Numerous failings found at Limerick centre for people with disabilities

HIQA inspectors find 16 medication errors at local Brothers of Charity facility

Fintan Walsh


Fintan Walsh

Numerous failings found at Limerick centre for people with disabilities

NUMEROUS failings were found at a Limerick centre for people with disabilities, following an announced inspection by the Health Information and Quality Authority (HIQA), according to a recently published report.

On September 14, inspectors did a full review of a local Brothers of Charity centre and found 13 cases of non-compliance; nine of which were major. The centre was seen to be compliant in four areas, and was “substantially compliant” regarding records and documentation.

Of the major non-compliances, HIQA found that Brothers of Charity failed to ensure that residents were protected by the centre’s medication management.

The report stated that there were 16 medication errors recorded since the previous inspection in February 2015. Inspectors found that 50% of the errors were directly related to staff practices.

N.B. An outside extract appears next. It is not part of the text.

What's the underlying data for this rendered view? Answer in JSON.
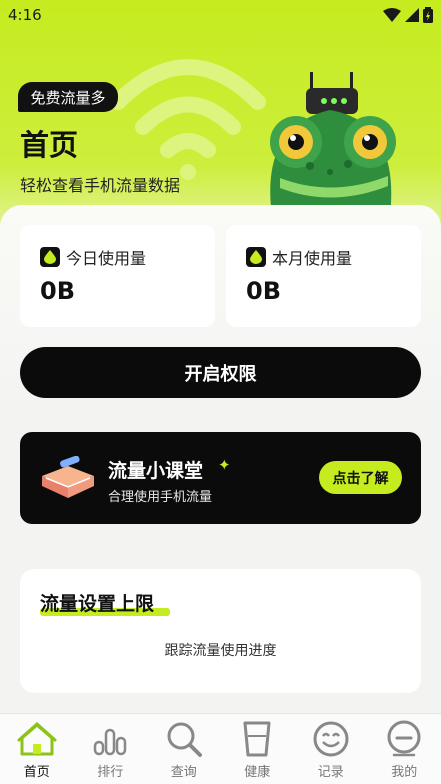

HIQA noted that while they reported errors, staff were “not always vigilant when administering and recording the administration of medications”.

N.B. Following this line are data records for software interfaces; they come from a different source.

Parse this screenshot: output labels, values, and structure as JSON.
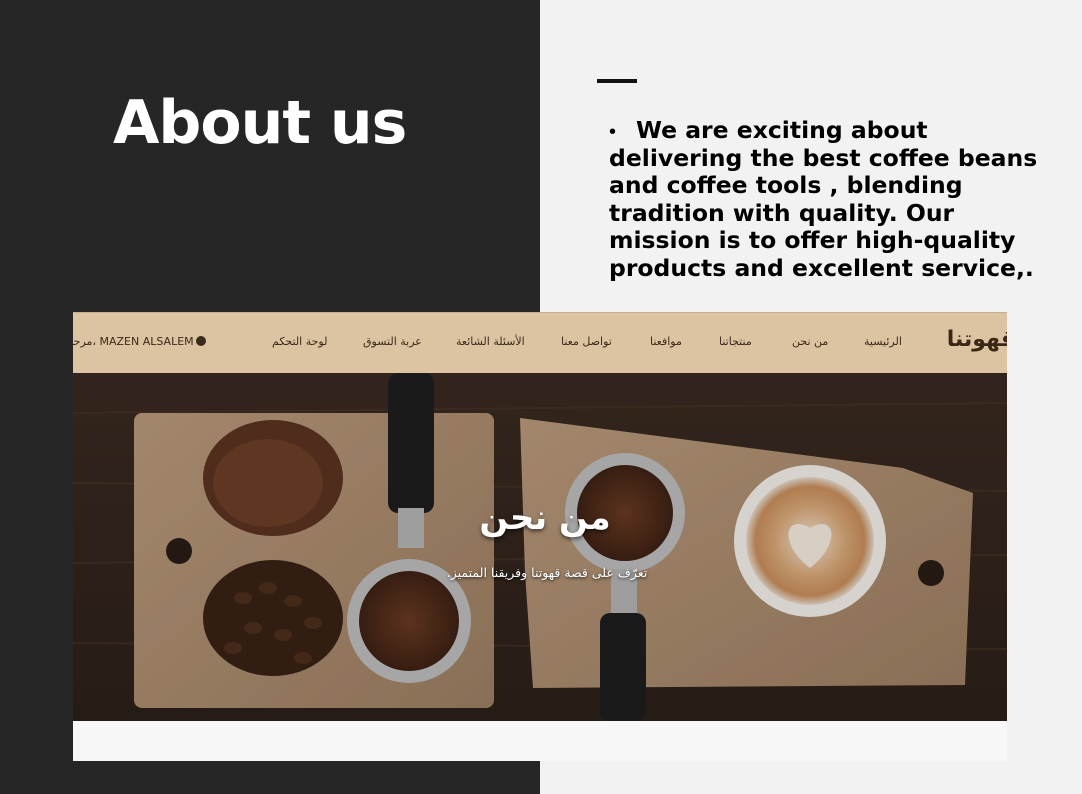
{
  "slide": {
    "title": "About us",
    "body": "We are exciting about delivering the best coffee beans and coffee tools , blending tradition with quality. Our mission is to offer high-quality products and excellent service,.",
    "bullet": "•"
  },
  "site": {
    "logo": "قهوتنا",
    "nav": {
      "home": "الرئيسية",
      "about": "من نحن",
      "products": "منتجاتنا",
      "locations": "موافعنا",
      "contact": "تواصل معنا",
      "faq": "الأسئلة الشائعة",
      "cart": "عربة التسوق",
      "dashboard": "لوحة التحكم"
    },
    "greeting": "مرحباً، MAZEN ALSALEM",
    "hero": {
      "title": "من نحن",
      "subtitle": "تعرّف على قصة قهوتنا وفريقنا المتميز."
    }
  },
  "colors": {
    "left_panel": "#262626",
    "right_panel": "#f2f2f2",
    "nav_background": "#dcc4a2",
    "wood_dark": "#3b2a20",
    "board": "#b8987a"
  },
  "icons": {
    "user": "user-circle-icon"
  }
}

One resident, according to the report, was given the incorrect dosage — double strength — of a medication on two consecutive nights by two different staff members.

Recent failures included the failure to give night sedation in the prescribed strength, and the incorrect labels, instructions and prescribed strengths were not attached to some medication. Staff did not identify these failings, the report stated.

HIQA added that there was “no evidence to support the robust review of medication errors, to guarantee learning and protect residents from further errors”.

In response to these findings, management told inspectors that the demands on staff “due to a lack of resources and over-reliance on relief staff” were contributing factors to these failings. In early December, Brothers of Charity said that they would review their medication policy, enforce monthly audits and record errors, by December 31.

Major non-compliances were also found in the staffing level of the centre. The report stated that Brothers of Charity failed to ensure that there were “adequate staff resources to meet assessed needs of the residents”.

There are six residents, three of whom have complex needs, according to the centre.

Only one staff member was allocated to this particular centre, and this staff member was sleepover staff, working 11pm to 7am shifts.

Inspectors found that there were staffing deficits, from 7am to 10pm, and that the sleepover arrangement was not “sufficient to meet the increasing needs of residents”.

Records also showed that the ratio of staff, of 1:6, “may be too low to facilitate residents’ needs and made it difficult for staff to focus on all service users’ needs”.

The centre, in July 2015, requested funding for additional support staff hours from the HSE, in order to support residents in the evening at weekends.

The report found that, based on a sample of three residents, inspectors were not satisfied that each plan “accurately reflected each residents’ needs”. The centre stated that this would be rectified by late February.

Inspectors noted that the centre failed to report injury records to HIQA. These included resident falls and incident where a resident had a bruise “of unknown origin”.

“The incident report did not reassure inspectors that injuries of unknown origin including bruising were adequately and comprehensively investigated. There was a lack of clarity between the records and staff spoken with as to the exact nature of the falls sustained.”

The centre has since made notifications to HIQA.

The centre was commended for its individualised supports and care, effective services, health and development, management, and its use of information.

Residents had access to monthly advocacy services, GPs and pharmacies. It was noted that staff welcomed complaints and that residents were listened to when complaints were made.

According to the report, residents had access to radio, television, telephone, magazines and literary classes.

The centre has applied for the registration of four additional beds to be accommodated in a separate house within close proximity to the inspected centre. The houses are in “good state of repair and decorative order”, the report stated.